Planted beneath deciduous trees, witch hazels form a colorful understory in a large garden. In a smaller garden they work as the top layer, underplanted with a skirting of winter hazel and hellebores this time of year, followed by bulbs and smaller perennials. And it never hurts to tuck in a couple of small blue or red-toned ornamental grasses to play off the witch hazel's hotly toned autumn foliage.
The tree and shrub committee of the Great Plant Picks organization recently evaluated a variety of witch hazels at Gossler Farms Nursery in Springfield, Ore. This group works to determine the best plants for our climate, and you can find the complete report on the trials at their Web site, www.greatplantpicks.org. These are the witch hazels the experts called out as the best for Northwest gardens:

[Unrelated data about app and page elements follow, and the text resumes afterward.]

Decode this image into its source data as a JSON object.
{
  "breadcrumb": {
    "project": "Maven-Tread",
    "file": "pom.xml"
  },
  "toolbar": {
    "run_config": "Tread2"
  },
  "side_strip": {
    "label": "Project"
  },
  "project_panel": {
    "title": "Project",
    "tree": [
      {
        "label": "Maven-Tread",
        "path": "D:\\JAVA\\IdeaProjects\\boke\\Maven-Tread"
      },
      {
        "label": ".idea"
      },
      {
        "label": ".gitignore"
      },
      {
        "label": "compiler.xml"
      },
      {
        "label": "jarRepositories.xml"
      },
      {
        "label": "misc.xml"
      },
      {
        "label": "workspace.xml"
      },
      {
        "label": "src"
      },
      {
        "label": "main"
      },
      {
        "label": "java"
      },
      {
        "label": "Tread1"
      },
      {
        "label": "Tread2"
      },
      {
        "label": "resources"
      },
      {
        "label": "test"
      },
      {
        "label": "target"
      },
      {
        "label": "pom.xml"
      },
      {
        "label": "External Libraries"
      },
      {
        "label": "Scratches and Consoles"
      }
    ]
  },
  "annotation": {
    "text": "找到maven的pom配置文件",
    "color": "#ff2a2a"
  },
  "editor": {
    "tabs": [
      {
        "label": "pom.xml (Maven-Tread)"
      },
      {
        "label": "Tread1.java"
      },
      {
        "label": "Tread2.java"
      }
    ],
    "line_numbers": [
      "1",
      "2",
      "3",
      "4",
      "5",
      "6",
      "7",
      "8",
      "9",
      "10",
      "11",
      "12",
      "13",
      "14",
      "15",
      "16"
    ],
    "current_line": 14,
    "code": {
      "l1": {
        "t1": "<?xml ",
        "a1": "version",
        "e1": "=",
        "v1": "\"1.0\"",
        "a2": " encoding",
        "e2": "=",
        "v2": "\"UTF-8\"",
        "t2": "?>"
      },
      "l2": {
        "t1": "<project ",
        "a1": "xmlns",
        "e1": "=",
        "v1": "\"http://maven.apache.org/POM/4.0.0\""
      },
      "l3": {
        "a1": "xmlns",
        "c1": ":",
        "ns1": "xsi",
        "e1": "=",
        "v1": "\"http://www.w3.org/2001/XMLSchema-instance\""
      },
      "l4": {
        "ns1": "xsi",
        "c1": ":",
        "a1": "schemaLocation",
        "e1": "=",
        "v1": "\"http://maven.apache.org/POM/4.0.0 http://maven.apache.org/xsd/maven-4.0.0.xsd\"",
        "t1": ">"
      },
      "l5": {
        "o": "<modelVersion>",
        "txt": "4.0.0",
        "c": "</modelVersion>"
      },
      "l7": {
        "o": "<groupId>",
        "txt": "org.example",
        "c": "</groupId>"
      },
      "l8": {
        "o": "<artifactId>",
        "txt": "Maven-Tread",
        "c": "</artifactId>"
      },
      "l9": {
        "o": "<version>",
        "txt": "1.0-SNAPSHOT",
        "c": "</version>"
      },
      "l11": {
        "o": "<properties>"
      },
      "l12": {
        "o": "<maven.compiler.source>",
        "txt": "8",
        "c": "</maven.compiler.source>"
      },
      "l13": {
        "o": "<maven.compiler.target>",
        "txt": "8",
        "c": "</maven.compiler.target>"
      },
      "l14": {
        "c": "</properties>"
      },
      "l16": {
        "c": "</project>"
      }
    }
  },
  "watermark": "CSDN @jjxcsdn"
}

• Hamamelis x intermedia 'Pallida.' This is my favorite of the yellows, for its cheerful flowers and strong perfume. Best of all it is one of the earliest to bloom, usually not long after Christmas.
• Hamamelis x intermedia 'Diane.' Deep maroon flowers can be dramatic if planted against an evergreen backdrop or espaliered against a wall so that the flower color shows up in the landscape. Good fall color.
• Hamamelis x intermedia 'Jelena.' This fragrant hybrid has large, golden flowers tinged with coppery-orange, and has vivid autumn coloration in shades of orange and red.
• Hamamelis mollis. This can be difficult to find in nurseries, but the Chinese species that I fell in love with more than two decades ago is still one of the very best, with intensely sweet perfume and large flowers in bright canary yellow.
Now In Bloom
The Christmas rose (Helleborus niger) earns its common name by being one of the first hellebores to open its flowers despite the worst of winter weather. Nearly severe in its perfect simplicity, H. niger's saucer-shaped, snow-white flowers glow on a dark day, set off by purple stems and toothed leaves. Given deep, rich soil and a sheltered spot, this clumping perennial will reward the gardener with long-lasting flowers and handsome year-round foliage.
Valerie Easton is a horticultural librarian who writes about plants and gardens for Pacific Northwest magazine. She is co-author of "Artists in Their Gardens" (Sasquatch Books). Her e-mail address is email@example.com.